* Activity
Using the records below, copy every line that holds the string "Plus".

*** Data for analysis Section Begins ***

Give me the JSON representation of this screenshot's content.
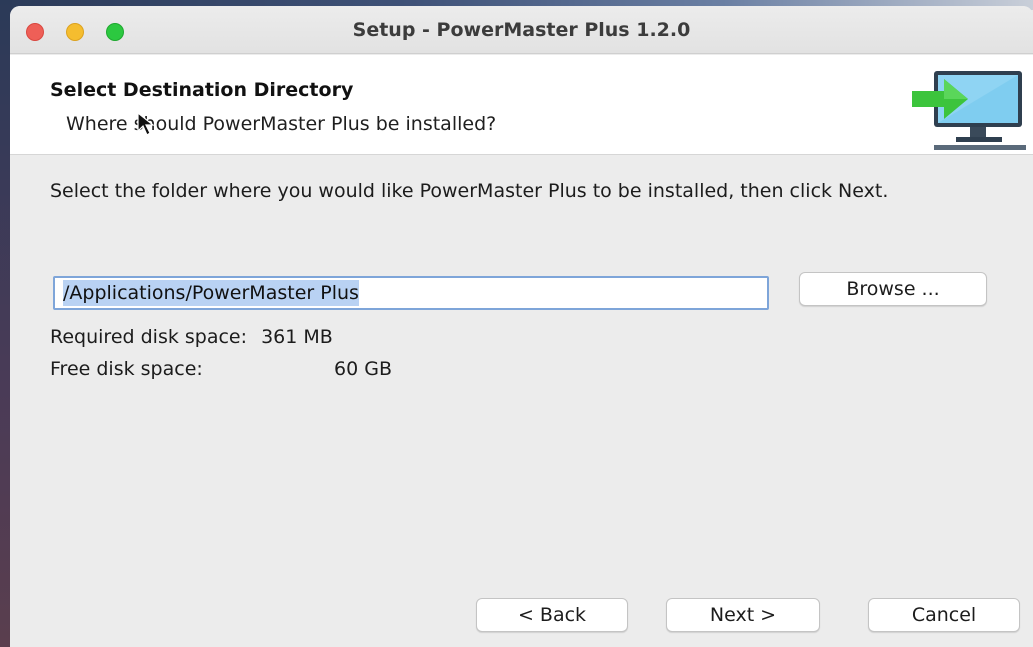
{
  "window": {
    "title": "Setup - PowerMaster Plus 1.2.0"
  },
  "header": {
    "title": "Select Destination Directory",
    "subtitle": "Where should PowerMaster Plus be installed?",
    "icon": "install-computer-arrow-icon"
  },
  "main": {
    "instructions": "Select the folder where you would like PowerMaster Plus to be installed, then click Next.",
    "path_value": "/Applications/PowerMaster Plus",
    "browse_label": "Browse ...",
    "required_label": "Required disk space:",
    "required_value": "361 MB",
    "free_label": "Free disk space:",
    "free_value": "60 GB"
  },
  "footer": {
    "back_label": "< Back",
    "next_label": "Next >",
    "cancel_label": "Cancel"
  },
  "colors": {
    "close": "#ee5f57",
    "minimize": "#f5bd2f",
    "maximize": "#2cc840",
    "selection": "#b9d2f3",
    "focus_ring": "#7ea5d9",
    "icon_green": "#3cc43c",
    "icon_blue": "#6fc3ec"
  }
}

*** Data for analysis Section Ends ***

* Exercise solution
    "title": "Setup - PowerMaster Plus 1.2.0"
    "subtitle": "Where should PowerMaster Plus be installed?",
    "instructions": "Select the folder where you would like PowerMaster Plus to be installed, then click Next.",
    "path_value": "/Applications/PowerMaster Plus",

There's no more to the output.